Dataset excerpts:
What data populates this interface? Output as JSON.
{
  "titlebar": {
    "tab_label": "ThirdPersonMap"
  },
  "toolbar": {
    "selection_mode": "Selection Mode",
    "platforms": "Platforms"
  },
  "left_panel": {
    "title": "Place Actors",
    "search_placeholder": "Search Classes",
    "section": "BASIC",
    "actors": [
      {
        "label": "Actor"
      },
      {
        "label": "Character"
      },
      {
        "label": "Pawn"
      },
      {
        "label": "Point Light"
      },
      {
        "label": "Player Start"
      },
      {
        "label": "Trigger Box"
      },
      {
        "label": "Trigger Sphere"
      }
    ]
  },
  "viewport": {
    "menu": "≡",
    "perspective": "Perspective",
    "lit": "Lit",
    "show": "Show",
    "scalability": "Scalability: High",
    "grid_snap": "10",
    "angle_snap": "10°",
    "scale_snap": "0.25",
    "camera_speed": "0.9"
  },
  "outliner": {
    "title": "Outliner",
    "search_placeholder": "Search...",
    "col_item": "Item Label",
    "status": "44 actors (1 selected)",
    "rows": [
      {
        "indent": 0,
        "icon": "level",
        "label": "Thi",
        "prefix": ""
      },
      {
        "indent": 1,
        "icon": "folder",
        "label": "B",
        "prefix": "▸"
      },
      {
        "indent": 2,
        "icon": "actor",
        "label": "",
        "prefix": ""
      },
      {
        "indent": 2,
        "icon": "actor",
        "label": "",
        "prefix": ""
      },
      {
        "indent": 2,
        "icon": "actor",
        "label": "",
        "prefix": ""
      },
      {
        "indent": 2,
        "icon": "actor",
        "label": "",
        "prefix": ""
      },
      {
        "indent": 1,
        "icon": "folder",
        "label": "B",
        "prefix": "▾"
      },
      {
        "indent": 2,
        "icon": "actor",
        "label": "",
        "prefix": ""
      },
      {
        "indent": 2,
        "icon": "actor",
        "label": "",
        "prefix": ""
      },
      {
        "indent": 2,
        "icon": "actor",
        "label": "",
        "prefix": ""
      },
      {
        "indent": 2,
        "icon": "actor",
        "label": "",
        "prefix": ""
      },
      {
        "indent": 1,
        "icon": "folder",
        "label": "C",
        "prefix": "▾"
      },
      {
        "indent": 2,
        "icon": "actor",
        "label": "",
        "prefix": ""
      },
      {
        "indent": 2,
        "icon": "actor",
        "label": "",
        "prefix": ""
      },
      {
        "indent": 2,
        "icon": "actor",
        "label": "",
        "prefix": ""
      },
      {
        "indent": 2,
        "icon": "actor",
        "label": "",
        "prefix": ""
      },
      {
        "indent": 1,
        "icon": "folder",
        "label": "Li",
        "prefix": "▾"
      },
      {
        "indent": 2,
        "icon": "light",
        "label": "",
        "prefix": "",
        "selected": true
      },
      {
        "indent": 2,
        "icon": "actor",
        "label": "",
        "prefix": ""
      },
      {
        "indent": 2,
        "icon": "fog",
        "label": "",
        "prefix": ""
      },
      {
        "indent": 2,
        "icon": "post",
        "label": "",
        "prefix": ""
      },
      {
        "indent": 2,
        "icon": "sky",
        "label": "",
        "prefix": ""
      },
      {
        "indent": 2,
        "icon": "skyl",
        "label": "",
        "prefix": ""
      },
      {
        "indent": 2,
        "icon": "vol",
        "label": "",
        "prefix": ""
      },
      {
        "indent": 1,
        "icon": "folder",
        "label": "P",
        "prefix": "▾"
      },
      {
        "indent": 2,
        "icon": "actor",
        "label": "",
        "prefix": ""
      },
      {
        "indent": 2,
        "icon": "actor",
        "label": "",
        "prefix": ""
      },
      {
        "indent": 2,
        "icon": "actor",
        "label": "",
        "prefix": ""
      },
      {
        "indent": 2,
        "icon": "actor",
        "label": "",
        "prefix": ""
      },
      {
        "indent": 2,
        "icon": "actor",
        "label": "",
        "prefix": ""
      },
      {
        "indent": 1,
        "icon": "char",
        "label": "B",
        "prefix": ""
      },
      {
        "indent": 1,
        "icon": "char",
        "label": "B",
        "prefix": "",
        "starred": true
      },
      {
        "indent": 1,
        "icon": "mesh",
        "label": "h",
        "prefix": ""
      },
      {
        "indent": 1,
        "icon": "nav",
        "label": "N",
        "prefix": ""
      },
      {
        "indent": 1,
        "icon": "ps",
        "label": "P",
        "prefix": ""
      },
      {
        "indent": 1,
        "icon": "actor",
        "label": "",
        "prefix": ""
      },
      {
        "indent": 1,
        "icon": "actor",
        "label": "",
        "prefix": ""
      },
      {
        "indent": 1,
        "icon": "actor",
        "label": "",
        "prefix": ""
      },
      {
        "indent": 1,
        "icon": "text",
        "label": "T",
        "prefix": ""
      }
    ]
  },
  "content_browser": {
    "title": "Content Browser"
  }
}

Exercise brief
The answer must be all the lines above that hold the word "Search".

Solution for this task
    "search_placeholder": "Search Classes",
    "search_placeholder": "Search...",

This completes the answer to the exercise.